Sorry to hijack your thread, but I've been meaning to do (or get a student to do) some group cohomology in HoTT, but I'm not exactly sure which theorems to aim for. I guess as a start, I'd prove that the two descriptions, in terms of homotopy theory (cohomology of BG with coefficients in M : BG -> Ab) and combinatorics (cohomology of some cochain complex), are equal.

This already sounds quite challenging to me, or at least the method I would apply in "ordinary math" doesn't seem to work, because you can't build the geometric realization of a simplicial set in HoTT, can you?

#### Reid Barton (Nov 08 2019 at 14:01):

Oh right, you're the author of the \mathbb{RP}^n\$ paper. Then I would believe you know how to do this, even though I don't.

#### Reid Barton (Nov 08 2019 at 14:01):

How about calculating the cohomology of free groups. That should be easier than Kevin's way :)

#### Reid Barton (Nov 08 2019 at 14:04):

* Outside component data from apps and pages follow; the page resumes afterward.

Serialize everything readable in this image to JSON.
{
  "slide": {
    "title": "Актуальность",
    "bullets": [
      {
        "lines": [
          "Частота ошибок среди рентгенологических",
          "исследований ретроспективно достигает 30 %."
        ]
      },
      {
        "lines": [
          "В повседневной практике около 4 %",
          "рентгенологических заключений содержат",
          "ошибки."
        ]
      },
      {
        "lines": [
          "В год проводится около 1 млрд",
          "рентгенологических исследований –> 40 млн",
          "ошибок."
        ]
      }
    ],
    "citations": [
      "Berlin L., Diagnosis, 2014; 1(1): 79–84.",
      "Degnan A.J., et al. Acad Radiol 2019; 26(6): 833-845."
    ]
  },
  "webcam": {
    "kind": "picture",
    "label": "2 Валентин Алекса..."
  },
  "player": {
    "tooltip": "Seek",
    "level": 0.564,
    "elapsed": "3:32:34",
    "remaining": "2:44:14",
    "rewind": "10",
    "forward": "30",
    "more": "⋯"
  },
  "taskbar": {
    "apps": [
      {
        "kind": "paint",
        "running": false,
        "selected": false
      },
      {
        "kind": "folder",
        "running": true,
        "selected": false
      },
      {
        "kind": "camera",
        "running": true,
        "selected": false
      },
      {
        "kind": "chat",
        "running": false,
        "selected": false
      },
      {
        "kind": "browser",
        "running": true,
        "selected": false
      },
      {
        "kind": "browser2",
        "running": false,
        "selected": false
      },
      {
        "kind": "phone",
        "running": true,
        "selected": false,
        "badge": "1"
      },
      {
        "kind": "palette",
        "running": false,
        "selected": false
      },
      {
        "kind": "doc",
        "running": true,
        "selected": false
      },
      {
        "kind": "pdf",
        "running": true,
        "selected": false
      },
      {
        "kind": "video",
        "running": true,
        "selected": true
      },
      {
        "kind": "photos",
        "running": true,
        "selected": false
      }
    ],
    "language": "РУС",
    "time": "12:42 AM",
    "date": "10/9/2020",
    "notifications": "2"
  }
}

Can I hijack your hijack and ask whether we know how to construct $BU$ in HoTT yet?

#### Ulrik Buchholtz (Nov 08 2019 at 14:09):

Can I hijack your hijack and ask whether we know how to construct $BU$ in HoTT yet?

I think so: construct $KU$ using Snaith's theorem, and take the connected component at the basepoint of $\mathbb{Z} \times BU \simeq \Omega^\infty KU$.

Oh hmm

#### Ulrik Buchholtz (Nov 08 2019 at 14:11):

That still doesn't get us $BU(n)$, though, AFAICT.

#### Ulrik Buchholtz (Nov 08 2019 at 14:14):

This already sounds quite challenging to me, or at least the method I would apply in "ordinary math" doesn't seem to work, because you can't build the geometric realization of a simplicial set in HoTT, can you?

Right, we don't have geometric realization of simplicial sets, but here we can build a corresponding CW structure directly, I think, and we know (and have formalized in the Agda library) that the cellular cochain complex computes cohomology correctly.

#### Kevin Buzzard (Nov 08 2019 at 15:10):

But homotopy types are precisely enough to talk about BG for any group G, etc

Yes exactly! That's why I think this would be a brilliant thing to do in HoTT.

Last updated: May 18 2021 at 08:14 UTC